Technology is a major business differentiator and something that has the power to shape the future of an organization. Companies should want their IT professionals to be more engrained in understanding the mechanics of their business, so development programs should help IT professionals become more aligned with — and aware of — the business initiatives within their organizations. In many regards, the CIO of today is tomorrow’s CEO.
In speaking with many tech industry CIOs and VPs, I found that the majority agreed, with most providing valuable feedback for what they would look for in a development program like this. The ideal program would be geared toward helping attendees go out and learn about business. IT is a necessary service supporting the business of any company, so they both go hand-in-hand.
Armed with this feedback, the light bulb went off for me while I was attending a CIO-focused event at University of California, Irvine’s Center for Digital Transformation. The center offers educational programs that help organizations leverage emerging digital technologies and it dawned on me that this would be the ideal resource and host to facilitate the creation of such a program.
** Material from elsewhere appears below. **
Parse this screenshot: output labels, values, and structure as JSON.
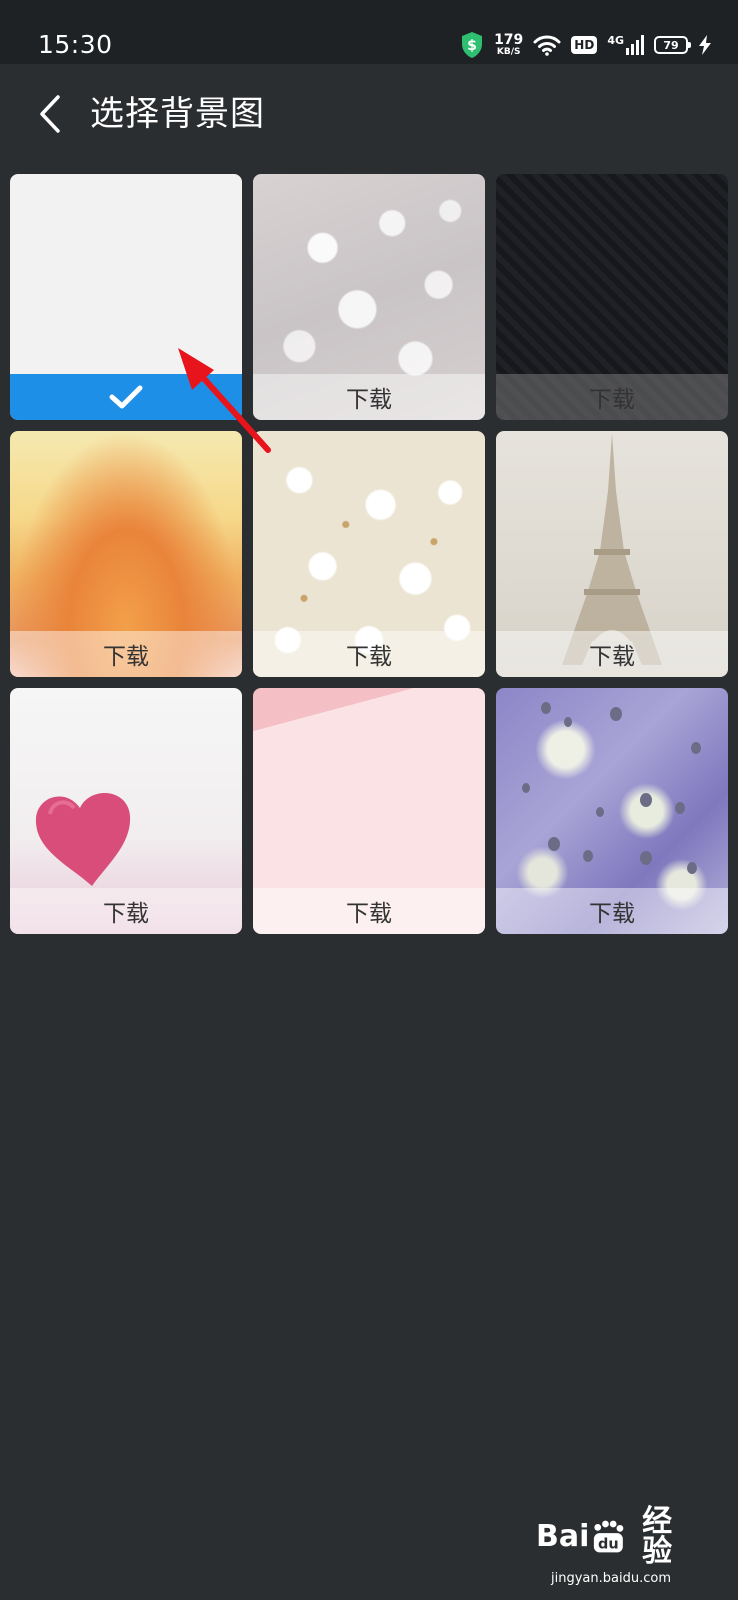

I met with Dr. Vijay Gurbaxani, the director of the UCI Center for Digital Transformation, and his associate Ed Trainor to discuss my concept. The first question Gurbaxani and Trainor posed to me was, “What’s the value in a program like this?” It’s a great question, and here's why:
- The people we work with in IT leadership are actively searching for tools to nurture and grow their best and brightest team members to get them focused on understanding the “business” and ultimately aligning technology innovation to drive the business.
- From the research I conducted, it appears no such program exists with respect to the curriculum and focus being put together. I foresee the development of more programs like this as HR and the C-suite continue to see the value in IT professional development.
- Recent disasters like the Equifax data breach (along with other major security meltdowns) show that cybersecurity and IT are serious concerns for the C-suite. With budgets being devoted to preventing cyberattacks that devastate the bottom line, it makes sense for IT staff to learn about business strategy.
UCI's business school has just launched the program, offering a certificate in business leadership for IT executives, with participants from such diverse organizations as AIG, NetApp, Sutter Health and Yamaha Motors USA. The go-ahead from UCI to join in the development of the program was validation a need existed for the program, and a call to action for so many tech companies that understand the value in shaping tech executives to look for new ways to drive business outcomes.
In an ideal world, no one would finish a leadership program questioning its value. Leadership programs should be purposefully designed to educate and enable their participants to understand the business side of things in order to better align innovation to the objectives of their organization.
To remain competitive, organizations must embrace digital transformation while staying focused on traditional objectives. By learning about business initiatives to complement their existing knowledge base, today’s IT professionals are in the perfect position to help guide their organizations and advise the C-suite on the evolving tech landscape.
Editor's note: This is a contributed piece by Drew Cather, Vice President of Innovation at Trace3, where he focuses on turning technology innovation into business value. He holds an economics degree from UC-Berkeley and lives in Orange County, California, with his wife and young son.